There is growing, undeniable evidence that smartphone and social media use are linked with negative mental health. A recent study concluded that kids who get smartphones earlier become adults with worse mental health.

Last May, the U.S. Surgeon General issued an advisory about the effects social media use has on youth mental health. That’s the Surgeon General warning parents to reign in social media use and get involved in protecting our kids. We need to take this seriously.

As parents, it’s our job to be educated about this important topic and then make some concrete changes to the way your kids use screens and social media. The time you spend now addressing this issue will have a long lasting, positive impact on your kids. It’s worth the effort, I promise.

Here are some key strategies for you to use right away:

1. Use Screen Time controls on iPhones and Androids
If there’s only one thing you choose to do, make it this! The settings on smartphones make it really easy to set times when their phone is locked, and put limits on specific apps. For example, the phone is locked at 9pm; there is a 30 minute limit on TikTok. (You can quickly imagine how helpful that is.)

General guideline:
Teens should spend no more than 2 hours per day on screens (not including school work), so limit all apps to total no more than 2 hours!
Let your teen decide how many minutes for which apps. That’s a great way to give them a say in it.

2. Sign a Family Contract
If you haven’t done it already, print out a template for a phone contract. The smartphone is not a personal diary, and you should look through it with your teen periodically. Letting your teen know that you will be checking to make sure your guidelines are being followed will keep them on their toes.

If your teen says: “You’re invading my privacy by looking at my phone!”

You say: “I love you and care about your well being. It’s my job to check that you are being safe and smart.”

3. Replace Screen Time with Fun, Social Activities
Whether it’s walking the dog, playing a board game, walking with friends to the pizza place, or emptying the dishwasher, getting kids outside and with friends having fun is essential to mental health and thriving. Do a digital detox challenge together, and you’ll see the magic that happens when you all decrease screen time together.

If your kid says: “I’m bored. This isn’t fair.”

You say: “I know you’ll find something else to do. Do you want me to give you some ideas?”


If your kids already have smartphones: Make a plan to decrease use. Stick to it!

If your kids don’t have smartphones yet: Wait until 6-8 grade for basic smartphone use, and do not allow social media until at least 13 years old.

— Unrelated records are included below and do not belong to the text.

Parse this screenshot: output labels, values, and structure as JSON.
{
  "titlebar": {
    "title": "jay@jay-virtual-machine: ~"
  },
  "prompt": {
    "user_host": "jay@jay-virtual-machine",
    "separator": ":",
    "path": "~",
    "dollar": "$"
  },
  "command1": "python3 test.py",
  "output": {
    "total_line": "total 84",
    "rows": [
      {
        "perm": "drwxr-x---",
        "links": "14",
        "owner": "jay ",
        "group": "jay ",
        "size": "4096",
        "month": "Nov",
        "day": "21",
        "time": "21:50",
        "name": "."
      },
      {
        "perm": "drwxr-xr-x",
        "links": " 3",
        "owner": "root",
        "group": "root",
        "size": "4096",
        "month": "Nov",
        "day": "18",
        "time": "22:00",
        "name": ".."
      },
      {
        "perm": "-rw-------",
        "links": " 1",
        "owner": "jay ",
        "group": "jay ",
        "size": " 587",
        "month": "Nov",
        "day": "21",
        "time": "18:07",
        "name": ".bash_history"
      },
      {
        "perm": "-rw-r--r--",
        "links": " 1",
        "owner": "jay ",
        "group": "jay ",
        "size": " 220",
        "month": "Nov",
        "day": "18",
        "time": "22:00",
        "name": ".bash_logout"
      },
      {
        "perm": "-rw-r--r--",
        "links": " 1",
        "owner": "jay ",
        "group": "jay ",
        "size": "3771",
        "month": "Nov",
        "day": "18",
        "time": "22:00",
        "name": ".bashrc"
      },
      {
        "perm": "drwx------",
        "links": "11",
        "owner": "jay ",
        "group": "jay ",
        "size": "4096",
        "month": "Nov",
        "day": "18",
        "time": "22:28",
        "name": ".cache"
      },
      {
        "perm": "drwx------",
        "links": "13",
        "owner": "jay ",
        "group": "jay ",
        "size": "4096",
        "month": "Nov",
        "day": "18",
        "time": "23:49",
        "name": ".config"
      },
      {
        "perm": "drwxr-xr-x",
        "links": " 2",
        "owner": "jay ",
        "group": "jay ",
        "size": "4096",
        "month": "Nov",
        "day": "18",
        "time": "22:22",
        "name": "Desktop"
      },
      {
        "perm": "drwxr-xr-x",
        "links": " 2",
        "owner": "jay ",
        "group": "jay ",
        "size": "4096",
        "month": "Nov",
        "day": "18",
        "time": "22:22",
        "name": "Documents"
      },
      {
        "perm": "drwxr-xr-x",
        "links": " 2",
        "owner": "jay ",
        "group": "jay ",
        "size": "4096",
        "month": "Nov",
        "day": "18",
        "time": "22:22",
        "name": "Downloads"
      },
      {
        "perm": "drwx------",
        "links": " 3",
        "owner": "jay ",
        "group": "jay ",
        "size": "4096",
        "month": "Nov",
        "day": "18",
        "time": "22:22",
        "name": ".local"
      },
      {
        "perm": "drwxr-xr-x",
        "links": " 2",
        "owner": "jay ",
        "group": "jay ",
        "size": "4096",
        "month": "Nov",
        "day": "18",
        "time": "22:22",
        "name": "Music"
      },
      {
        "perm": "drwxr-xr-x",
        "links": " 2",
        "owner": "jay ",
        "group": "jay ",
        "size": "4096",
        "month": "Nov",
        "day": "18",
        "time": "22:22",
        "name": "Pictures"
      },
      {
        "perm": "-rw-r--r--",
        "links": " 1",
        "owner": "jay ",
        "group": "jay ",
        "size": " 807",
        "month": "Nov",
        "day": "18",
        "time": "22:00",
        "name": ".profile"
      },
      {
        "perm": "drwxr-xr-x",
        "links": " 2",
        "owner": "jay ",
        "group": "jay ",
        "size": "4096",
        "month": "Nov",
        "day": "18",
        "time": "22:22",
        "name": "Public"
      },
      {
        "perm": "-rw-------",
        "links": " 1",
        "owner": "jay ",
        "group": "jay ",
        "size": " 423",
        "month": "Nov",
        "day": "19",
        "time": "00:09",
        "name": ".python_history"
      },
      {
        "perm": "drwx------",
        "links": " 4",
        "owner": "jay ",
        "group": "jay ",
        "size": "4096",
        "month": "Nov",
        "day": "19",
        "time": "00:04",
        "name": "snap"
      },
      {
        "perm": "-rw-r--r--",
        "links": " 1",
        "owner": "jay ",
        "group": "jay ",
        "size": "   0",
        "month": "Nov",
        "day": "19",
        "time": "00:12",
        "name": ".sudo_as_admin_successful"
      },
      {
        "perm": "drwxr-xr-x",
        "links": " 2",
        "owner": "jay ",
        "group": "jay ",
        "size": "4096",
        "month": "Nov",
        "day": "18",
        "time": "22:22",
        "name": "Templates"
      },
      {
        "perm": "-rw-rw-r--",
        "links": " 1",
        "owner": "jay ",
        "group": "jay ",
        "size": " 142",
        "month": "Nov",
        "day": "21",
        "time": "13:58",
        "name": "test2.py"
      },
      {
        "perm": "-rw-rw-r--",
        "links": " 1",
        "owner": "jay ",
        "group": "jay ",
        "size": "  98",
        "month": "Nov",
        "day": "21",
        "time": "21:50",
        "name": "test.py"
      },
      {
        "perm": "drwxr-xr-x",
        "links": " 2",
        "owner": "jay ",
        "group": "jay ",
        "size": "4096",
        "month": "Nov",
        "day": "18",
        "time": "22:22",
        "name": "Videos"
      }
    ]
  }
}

If you want your kids to be happier: Create opportunities for unstructured hang time with friends so kids can just be kids.

Let me know how it goes! I always love hearing stories from our community.

Here’s to Your Well Being!

Lauren Muriello, LPC
Founder, Licensed Therapist, Educational Speaker, Mom

(Find out when Lauren will be speaking to parents and students at our local schools about the impact of tech and social media on mental health.)